Is It Mileage or Time That Determines When to Change Your Oil?
The rule of thumb for oil changes is every 5000 -7500 miles, depending on the manufacturer's recommendation. But what if you do not drive more than 7500 miles for the entire year? If you use the car only for short trips on city streets, particularly in cold weather, you probably should have the oil changed every three months.
Such driving, in which the engine never reaches its proper operating temperature, can cause condensation of water inside the crankcase and dilution of the oil by gasoline.
Water contamination of the oil occurs when moist air is drawn into the crankcase and condenses after the engine is turned off. Frequent short trips increase the amount of condensation.
The water in the crankcase is not harmful, but it can combine with sulfur, a byproduct of combustion, to form sulfurous acid, a weak acid that breaks down the lubricating qualities of the oil.
The fuel contamination is a separate problem. In the carburetors of older engines and even some fuel-injected engines, a richer mix of fuel is sent to the engine on cold starts. Also on cold starts, some gasoline seeps down the cylinder walls into the crankcase. A small amount of gasoline contamination is not harmful, but larger amounts dilute the oil and lower the viscosity-again compromising the oil's lubricating qualities.
Another problem associated with driving a car only on short trips is that engine deposits tend to increase because the combustion chamber never heats up enough to burn off hard carbon that forms on the piston head and valves. Eventually, this can cause engine ping, because the deposits create localized hot spots inside the combustion chamber that cause the fuel to burn unevenly.
When you drive a car a long distance, the engine, coolant and oil all get quite hot and these contaminants are boiled out of the oil and soot does not form as quickly. If the weather is cold, you need to drive a lot farther, certainly more than 10 miles at freeway speeds, to reach operating temperature.
If you drive mostly on long but infrequent trips, there is nothing wrong with changing your oil every six months or even every year, according to Texaco oil experts.

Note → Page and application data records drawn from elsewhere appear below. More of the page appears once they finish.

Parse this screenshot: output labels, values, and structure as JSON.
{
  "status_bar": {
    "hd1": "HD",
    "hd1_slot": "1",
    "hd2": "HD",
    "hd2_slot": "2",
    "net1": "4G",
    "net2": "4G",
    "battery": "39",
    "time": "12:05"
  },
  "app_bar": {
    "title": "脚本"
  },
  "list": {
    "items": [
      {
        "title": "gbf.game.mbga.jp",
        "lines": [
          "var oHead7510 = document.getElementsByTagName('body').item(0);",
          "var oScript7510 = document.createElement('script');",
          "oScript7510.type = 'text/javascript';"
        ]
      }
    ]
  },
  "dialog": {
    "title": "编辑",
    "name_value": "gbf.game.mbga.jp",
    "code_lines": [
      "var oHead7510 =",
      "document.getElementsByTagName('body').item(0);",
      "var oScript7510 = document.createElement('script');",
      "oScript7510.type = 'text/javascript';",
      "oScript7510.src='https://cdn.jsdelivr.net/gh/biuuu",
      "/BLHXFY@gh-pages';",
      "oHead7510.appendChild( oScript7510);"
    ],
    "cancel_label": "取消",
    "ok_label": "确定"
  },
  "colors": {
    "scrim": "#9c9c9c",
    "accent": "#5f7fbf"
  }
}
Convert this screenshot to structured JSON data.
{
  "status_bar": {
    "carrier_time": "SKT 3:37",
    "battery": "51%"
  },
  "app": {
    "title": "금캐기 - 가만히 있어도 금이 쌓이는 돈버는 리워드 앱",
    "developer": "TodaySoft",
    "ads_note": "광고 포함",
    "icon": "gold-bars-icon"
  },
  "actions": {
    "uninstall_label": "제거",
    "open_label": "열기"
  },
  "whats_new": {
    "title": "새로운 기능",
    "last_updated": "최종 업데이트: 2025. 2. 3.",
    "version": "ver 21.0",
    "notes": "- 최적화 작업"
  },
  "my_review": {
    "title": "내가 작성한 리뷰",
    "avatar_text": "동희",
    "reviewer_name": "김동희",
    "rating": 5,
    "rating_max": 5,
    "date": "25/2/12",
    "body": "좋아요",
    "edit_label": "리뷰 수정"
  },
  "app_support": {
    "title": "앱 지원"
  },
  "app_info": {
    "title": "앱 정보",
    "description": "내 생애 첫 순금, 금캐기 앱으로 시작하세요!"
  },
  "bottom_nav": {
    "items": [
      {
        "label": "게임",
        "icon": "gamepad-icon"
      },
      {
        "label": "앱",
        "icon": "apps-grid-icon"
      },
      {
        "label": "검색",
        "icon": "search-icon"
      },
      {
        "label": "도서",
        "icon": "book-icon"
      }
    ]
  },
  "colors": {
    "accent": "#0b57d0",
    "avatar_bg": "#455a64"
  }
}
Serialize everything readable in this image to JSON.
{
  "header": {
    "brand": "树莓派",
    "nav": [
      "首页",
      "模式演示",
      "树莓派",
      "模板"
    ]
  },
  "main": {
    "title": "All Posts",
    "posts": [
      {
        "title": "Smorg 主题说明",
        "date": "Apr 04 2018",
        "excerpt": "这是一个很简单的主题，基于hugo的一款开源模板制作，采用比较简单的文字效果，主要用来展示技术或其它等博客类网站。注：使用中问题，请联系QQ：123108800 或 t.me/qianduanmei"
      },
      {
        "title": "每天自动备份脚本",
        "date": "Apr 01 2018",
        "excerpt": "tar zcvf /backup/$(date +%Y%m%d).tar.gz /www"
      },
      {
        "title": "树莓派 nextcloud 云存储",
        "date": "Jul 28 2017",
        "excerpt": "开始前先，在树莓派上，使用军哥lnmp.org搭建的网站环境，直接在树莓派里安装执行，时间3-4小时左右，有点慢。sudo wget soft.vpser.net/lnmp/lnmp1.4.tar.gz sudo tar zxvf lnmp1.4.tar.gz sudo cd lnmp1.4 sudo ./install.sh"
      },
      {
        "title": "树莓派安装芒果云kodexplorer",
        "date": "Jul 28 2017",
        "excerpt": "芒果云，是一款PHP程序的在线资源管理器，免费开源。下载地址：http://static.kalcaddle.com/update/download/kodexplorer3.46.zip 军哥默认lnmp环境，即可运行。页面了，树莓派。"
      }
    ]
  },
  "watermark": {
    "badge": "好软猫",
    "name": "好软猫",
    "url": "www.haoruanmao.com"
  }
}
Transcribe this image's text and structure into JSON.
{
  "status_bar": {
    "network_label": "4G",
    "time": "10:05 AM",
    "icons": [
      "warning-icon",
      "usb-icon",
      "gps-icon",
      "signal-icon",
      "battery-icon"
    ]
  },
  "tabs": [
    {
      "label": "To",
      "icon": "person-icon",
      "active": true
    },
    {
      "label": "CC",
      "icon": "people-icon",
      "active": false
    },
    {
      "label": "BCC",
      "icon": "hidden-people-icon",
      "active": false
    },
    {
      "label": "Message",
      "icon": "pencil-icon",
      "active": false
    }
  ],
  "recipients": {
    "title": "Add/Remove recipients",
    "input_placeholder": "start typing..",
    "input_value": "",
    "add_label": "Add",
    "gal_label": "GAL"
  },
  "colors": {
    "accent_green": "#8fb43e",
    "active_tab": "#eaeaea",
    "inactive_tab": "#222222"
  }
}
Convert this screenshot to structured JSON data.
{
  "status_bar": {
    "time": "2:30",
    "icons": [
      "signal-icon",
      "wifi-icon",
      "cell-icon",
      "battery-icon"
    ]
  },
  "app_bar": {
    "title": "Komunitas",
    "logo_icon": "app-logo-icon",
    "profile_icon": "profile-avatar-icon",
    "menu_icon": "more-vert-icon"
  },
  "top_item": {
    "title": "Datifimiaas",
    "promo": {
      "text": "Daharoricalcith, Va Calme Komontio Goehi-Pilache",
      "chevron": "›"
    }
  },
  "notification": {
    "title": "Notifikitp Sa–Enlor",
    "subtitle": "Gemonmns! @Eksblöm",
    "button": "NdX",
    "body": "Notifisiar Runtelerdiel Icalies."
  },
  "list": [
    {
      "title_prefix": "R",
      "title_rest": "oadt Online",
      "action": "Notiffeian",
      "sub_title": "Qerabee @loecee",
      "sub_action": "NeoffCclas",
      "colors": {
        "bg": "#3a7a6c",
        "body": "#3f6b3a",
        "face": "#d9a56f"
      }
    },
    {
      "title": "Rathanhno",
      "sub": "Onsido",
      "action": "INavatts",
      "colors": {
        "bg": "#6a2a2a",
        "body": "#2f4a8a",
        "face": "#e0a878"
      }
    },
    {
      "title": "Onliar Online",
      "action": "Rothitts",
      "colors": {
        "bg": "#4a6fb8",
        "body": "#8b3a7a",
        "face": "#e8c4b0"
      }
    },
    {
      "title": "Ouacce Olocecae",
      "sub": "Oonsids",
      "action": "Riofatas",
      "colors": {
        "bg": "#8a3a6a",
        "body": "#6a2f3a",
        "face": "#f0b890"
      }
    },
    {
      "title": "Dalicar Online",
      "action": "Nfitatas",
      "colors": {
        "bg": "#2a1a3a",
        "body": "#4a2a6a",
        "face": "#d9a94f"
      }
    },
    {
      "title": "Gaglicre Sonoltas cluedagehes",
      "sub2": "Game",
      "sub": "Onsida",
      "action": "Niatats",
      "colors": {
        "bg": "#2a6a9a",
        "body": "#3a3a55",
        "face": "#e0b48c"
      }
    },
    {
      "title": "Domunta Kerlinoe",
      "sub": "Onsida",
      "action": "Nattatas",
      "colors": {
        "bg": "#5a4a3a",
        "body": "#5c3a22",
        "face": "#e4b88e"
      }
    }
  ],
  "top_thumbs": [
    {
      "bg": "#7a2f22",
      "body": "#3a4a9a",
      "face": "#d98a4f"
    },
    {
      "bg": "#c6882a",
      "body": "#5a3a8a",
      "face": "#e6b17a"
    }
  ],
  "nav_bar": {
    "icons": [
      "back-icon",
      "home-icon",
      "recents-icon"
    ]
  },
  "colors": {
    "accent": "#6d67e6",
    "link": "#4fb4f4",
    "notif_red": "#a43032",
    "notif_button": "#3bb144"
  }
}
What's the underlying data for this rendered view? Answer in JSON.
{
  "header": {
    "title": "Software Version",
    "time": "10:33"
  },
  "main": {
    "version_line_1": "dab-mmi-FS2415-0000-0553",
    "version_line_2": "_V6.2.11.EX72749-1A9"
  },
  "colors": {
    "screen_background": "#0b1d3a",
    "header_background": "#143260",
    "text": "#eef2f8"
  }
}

The final consideration is your car warranty. If the manufacturer specifically requires you to change the oil based on elapsed time, it would probably be worth doing so until the warranty expires. If the engine needed a repair covered under the warranty, a dealer might balk at honoring a claim if the oil changes did not follow the manufacturer's recommendations.